Your answer should be every line of the records that contains the word "icon".

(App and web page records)
▬▬▬▬▬▬▬▬▬▬

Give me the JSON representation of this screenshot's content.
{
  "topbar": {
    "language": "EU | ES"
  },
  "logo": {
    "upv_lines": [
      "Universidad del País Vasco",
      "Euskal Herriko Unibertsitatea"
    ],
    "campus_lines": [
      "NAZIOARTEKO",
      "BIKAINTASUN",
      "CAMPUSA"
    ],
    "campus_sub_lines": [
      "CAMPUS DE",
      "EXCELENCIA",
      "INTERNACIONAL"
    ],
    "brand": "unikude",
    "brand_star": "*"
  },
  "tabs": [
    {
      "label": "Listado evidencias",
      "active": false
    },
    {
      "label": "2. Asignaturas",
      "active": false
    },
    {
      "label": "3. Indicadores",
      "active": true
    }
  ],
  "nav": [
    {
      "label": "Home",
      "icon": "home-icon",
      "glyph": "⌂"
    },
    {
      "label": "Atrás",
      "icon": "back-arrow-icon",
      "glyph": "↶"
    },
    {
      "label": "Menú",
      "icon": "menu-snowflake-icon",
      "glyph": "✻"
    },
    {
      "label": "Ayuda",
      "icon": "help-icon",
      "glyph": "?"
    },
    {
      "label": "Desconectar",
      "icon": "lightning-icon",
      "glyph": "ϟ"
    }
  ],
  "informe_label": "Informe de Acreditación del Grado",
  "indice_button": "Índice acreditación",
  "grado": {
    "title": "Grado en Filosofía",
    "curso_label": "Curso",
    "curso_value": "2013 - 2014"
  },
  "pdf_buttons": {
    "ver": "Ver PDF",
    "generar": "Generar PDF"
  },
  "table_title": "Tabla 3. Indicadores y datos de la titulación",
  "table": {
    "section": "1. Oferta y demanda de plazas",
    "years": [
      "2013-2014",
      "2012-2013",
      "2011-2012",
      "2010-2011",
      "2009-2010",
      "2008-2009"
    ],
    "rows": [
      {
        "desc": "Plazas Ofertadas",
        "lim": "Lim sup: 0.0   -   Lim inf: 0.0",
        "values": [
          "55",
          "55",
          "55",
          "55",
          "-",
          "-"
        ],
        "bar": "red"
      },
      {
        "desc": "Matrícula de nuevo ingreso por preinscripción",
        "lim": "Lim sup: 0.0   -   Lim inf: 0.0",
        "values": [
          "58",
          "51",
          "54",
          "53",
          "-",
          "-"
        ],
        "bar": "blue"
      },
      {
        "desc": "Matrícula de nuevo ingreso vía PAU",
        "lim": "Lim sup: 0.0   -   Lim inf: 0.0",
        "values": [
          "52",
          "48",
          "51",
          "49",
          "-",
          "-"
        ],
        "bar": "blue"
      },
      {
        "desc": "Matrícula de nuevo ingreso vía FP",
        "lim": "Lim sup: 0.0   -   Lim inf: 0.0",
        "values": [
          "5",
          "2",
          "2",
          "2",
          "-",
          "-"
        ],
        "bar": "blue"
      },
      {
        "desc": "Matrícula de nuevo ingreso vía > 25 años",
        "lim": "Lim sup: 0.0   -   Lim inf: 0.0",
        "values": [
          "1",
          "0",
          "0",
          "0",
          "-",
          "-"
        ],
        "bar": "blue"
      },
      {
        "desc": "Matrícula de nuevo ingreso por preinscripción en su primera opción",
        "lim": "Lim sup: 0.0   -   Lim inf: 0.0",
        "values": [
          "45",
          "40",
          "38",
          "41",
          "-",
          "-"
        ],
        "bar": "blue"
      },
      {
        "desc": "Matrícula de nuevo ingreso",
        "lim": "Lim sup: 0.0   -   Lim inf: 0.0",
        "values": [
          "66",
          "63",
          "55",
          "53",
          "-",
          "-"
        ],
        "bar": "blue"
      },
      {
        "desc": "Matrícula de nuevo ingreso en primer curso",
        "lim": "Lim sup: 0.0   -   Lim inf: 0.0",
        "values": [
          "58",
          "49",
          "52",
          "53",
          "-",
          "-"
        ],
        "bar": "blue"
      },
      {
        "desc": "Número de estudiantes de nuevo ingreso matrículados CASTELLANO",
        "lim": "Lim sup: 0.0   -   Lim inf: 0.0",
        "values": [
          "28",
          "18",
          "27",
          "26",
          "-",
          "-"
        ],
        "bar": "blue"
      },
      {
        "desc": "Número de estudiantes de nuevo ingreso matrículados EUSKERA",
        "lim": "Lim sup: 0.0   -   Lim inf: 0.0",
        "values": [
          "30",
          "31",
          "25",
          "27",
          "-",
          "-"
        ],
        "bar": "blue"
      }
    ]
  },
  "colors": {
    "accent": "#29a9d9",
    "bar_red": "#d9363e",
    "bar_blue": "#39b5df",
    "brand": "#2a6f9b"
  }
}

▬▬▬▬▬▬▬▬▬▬

## YOUR RESPONSE
      "icon": "home-icon",
      "icon": "back-arrow-icon",
      "icon": "menu-snowflake-icon",
      "icon": "help-icon",
      "icon": "lightning-icon",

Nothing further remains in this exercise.